More than 95% of cancers of the uterus are carcinomas. American Cancer Society lists three types of cancers:
- Endometrial stromal sarcomas develop in the supporting connective tissue of the endometrium. These cancers are rare, representing less than 1% (1 in 100) of all uterine cancers. These tumors are low grade―the cancer cells do not look very abnormal and they tend to grow slowly. Patients with these tumors have a better outlook than those with other uterine sarcomas .
- Undifferentiated sarcomas These cancers make up less than 1% of all uterine cancers and tend to have a poorer outlook.
- Uterine leiomyosarcomas start in the muscular wall of the uterus known as the myometrium. These tumors make up about 2% of cancers that start in the uterus.
With all cancers, the preferred treatment is the least invasive for the overall health of the patient. But if the cancer does not respond to other treatments like chemotherapy or other surgeries, a hysterectomy can put a cancer patient in full remission from these cancers.
This cancer starts in the cells lining the cervix in the lower part of the uterus or womb. These cells transform slowly into abnormal and pre-cancerous cells that can later turn into cancer. This type of cancer can be caught early with regular check ups with a gynecologist and pap smear tests. American Cancer Society cites some signs of symptoms such as abnormal vaginal bleeding, an unusual discharge and pain during intercourse. While these symptoms don’t always mean cancer, ignoring them without an examination could allow the cancer to worsen or spread. A hysterectomy is used to treat stage IA1 cervical cancers.
Ovarian cancer accounts for only 3% of cancers among women, but it causes more deaths than any other cancer of the female reproductive system. Beginning in the ovaries, the symptoms are so subtle that the cancer can go undetected for long periods of time. Symptoms include pelvic pain and abdominal swelling or bloating. 95% of cases are of the type ovarian carcinoma. Treatment types include surgery, chemotherapy and radiation therapy, and often two or more treatments are used.
NVSCC encourages patients to enquire and explore all treatment options with the doctor so that they can make a plan together that’s best for the health, recovery and side effects of the patient. Don’t be afraid to ask questions so that you can get all the answers you need to make a decision for treatment.
There are different types of surgical procedures available such as abdominal and vaginal hysterectomies, however, Dr. Kowalski has mastered the robotic surgery using the Da Vinci Surgery System, which has the fastest recovery time and least amount of healing pain.
Dr. Lynn D. Kowalski has been a successful and highly recommended doctor in Las Vegas since 1998 when she founded Nevada Surgery and Cancer Center (NVSCC). Taking an interest in gynecology and hysterectomies, Dr. Kowalski wanted to be on the innovative front of minimally invasive surgeries to help women. She now specializes in robotic surgeries with the help of the Da Vinci Surgical System so that you can heal from your hysterectomy faster and get back to your everyday life.

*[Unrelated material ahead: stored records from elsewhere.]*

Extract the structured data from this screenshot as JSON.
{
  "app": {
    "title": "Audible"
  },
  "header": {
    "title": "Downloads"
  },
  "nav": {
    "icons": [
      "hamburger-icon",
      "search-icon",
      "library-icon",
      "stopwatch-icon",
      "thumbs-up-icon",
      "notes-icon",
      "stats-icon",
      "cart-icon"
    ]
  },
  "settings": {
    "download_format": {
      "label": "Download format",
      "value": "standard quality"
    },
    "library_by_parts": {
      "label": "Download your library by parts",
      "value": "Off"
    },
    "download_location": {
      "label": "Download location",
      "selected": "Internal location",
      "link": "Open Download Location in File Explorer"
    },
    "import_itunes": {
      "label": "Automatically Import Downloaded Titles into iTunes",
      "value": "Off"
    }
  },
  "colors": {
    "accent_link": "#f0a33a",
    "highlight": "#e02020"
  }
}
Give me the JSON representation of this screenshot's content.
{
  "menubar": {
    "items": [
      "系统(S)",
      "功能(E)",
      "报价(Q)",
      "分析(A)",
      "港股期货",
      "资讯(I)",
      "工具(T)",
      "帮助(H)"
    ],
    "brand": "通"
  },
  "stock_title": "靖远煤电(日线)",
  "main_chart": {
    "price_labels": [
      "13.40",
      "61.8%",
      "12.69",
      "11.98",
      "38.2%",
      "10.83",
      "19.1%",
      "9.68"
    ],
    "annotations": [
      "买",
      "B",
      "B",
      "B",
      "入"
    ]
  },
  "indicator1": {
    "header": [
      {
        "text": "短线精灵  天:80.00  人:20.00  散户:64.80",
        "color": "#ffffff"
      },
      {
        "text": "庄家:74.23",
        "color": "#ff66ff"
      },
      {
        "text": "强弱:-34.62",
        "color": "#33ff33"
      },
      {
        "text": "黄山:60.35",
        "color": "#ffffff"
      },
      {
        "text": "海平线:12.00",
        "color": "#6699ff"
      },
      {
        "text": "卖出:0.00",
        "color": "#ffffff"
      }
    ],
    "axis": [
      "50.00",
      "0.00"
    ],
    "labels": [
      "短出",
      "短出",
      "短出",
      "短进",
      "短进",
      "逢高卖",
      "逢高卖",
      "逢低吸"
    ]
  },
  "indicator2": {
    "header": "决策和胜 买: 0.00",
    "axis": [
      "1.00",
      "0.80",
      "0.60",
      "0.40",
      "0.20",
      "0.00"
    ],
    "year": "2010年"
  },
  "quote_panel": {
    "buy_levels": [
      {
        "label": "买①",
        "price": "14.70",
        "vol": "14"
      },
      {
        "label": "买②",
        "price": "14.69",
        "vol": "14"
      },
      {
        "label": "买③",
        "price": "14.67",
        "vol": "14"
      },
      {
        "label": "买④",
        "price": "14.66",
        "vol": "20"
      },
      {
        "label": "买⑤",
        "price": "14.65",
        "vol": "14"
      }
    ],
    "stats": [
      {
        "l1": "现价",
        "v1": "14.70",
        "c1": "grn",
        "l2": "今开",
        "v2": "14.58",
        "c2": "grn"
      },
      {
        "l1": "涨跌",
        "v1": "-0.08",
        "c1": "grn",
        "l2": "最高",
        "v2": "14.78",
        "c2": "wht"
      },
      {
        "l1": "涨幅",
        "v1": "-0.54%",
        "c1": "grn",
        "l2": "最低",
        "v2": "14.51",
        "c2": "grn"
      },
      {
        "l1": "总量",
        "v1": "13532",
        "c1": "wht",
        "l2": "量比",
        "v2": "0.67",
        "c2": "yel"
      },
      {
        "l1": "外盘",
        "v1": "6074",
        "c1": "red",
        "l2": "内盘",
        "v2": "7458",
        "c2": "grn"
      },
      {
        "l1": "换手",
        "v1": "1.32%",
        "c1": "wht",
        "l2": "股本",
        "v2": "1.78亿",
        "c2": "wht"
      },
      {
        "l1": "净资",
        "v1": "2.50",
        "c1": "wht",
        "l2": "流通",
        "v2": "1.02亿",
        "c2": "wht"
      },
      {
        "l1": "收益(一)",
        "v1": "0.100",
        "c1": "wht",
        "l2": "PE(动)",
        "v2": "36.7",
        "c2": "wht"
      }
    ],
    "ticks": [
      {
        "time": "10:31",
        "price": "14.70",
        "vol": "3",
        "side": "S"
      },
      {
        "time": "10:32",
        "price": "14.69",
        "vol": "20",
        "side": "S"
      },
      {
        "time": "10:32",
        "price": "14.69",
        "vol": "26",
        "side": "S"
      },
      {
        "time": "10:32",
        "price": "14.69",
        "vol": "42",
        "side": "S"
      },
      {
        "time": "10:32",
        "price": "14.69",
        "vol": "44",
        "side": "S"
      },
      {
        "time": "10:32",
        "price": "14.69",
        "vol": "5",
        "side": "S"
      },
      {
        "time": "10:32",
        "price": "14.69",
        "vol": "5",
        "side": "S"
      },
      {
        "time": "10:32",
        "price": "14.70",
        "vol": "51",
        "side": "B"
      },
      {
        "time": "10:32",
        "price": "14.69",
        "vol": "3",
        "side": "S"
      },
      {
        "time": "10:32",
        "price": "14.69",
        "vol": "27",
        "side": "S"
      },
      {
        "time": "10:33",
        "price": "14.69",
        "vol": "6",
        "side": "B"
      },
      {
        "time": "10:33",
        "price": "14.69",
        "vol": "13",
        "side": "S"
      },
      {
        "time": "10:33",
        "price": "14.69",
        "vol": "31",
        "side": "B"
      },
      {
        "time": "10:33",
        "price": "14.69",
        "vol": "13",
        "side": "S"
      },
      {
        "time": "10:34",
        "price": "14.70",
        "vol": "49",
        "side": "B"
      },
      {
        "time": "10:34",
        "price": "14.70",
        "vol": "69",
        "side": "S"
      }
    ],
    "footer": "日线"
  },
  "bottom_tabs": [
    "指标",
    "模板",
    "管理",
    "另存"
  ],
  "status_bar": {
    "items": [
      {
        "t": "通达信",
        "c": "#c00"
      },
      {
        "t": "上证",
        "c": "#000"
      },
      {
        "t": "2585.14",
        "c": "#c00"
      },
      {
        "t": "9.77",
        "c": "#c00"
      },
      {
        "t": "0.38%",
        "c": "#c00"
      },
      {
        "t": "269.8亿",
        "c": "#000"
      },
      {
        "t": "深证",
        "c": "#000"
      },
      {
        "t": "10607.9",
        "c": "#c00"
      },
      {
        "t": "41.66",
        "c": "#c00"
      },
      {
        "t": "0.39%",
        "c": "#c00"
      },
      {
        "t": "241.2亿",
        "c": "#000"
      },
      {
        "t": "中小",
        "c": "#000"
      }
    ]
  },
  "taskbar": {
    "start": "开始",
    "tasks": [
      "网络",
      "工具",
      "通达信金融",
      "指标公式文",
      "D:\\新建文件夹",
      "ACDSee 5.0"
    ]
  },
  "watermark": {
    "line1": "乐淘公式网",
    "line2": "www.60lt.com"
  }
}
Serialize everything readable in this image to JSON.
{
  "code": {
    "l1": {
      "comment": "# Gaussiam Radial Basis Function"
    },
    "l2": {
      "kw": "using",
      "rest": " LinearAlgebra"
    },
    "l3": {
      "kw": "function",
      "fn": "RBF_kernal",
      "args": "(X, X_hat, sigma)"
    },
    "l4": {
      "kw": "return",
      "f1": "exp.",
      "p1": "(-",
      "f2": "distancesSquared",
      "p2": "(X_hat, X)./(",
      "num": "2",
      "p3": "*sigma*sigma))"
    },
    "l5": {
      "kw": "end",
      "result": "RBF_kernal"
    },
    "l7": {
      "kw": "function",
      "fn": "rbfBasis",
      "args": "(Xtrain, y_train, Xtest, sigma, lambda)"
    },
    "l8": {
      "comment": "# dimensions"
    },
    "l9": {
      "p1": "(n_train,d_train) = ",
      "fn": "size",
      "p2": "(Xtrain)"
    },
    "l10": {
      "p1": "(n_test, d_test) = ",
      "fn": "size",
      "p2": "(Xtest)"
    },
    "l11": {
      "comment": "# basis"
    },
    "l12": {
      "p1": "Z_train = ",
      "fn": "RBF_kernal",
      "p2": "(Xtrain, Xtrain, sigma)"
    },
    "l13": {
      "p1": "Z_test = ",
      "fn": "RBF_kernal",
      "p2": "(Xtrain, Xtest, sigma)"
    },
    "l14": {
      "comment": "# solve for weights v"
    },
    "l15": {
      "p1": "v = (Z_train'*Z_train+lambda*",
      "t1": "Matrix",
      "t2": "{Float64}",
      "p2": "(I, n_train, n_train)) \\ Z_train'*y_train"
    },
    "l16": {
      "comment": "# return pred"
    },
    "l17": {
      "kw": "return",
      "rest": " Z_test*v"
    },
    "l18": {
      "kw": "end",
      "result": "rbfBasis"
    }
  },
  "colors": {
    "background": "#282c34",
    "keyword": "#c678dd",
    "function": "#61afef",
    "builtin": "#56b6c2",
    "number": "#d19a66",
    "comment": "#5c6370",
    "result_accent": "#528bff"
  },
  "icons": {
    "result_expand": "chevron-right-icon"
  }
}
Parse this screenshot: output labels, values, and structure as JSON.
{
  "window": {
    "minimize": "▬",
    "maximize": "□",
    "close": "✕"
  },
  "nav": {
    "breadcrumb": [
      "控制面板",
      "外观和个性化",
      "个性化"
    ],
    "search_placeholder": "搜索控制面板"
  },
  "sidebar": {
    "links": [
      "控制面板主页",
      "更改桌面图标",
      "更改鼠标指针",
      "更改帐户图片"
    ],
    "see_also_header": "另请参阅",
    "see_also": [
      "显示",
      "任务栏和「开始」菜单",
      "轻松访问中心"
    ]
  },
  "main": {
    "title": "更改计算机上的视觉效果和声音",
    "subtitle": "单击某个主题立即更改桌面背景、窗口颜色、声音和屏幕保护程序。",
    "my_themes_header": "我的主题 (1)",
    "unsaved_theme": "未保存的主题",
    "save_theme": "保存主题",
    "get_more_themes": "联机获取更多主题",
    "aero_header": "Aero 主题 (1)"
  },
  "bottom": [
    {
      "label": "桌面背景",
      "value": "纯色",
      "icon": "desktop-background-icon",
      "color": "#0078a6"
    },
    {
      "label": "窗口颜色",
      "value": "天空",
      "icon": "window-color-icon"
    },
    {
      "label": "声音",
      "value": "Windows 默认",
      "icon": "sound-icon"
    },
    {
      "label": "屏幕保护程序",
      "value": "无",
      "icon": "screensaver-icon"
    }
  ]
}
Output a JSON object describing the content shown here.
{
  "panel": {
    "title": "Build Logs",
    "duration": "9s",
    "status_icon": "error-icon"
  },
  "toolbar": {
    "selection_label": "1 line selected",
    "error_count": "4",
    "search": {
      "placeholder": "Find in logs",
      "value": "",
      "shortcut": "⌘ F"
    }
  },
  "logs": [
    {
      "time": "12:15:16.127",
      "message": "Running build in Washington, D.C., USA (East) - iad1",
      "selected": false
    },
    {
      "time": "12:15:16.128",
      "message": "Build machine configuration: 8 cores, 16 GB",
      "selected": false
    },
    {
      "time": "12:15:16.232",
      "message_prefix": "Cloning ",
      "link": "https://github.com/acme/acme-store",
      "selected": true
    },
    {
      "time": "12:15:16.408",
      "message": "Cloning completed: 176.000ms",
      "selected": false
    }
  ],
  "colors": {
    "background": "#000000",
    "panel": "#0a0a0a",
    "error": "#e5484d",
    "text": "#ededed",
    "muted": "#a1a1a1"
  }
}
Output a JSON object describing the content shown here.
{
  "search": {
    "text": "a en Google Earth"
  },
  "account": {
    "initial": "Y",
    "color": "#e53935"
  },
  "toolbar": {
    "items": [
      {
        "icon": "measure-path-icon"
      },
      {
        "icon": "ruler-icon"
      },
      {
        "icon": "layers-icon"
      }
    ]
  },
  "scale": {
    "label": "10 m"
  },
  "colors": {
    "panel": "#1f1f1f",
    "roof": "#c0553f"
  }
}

Dr. Kowalski wrote an engaging book entitled “Not Your Mother’s Hysterectomy” in 2014 because she wanted to inform women about the different options for the surgical procedure. She says, “Some women dread the “Big Cut” (a large incision) and the lengthy recovery, so they put off the procedure, possibly to the detriment of their health. Others have the surgery, never really knowing why it was done, what exactly was removed, or what their surgical choices may have been.”
Dr. Lynn D. Kowalski has performed thousands of surgeries over her many years in practice, and continues to push forward in helping women educate themselves for the betterment of their own health and wellbeing.
If you or someone you know is looking for treatment options for cancer, seek out a doctor that’s experienced and can answer your questions. To set up an appointment, contact the Nevada Surgery and Cancer Center on our website or call 702-739-6467.
This article is used by permission from Nevada Surgery & Cancer Care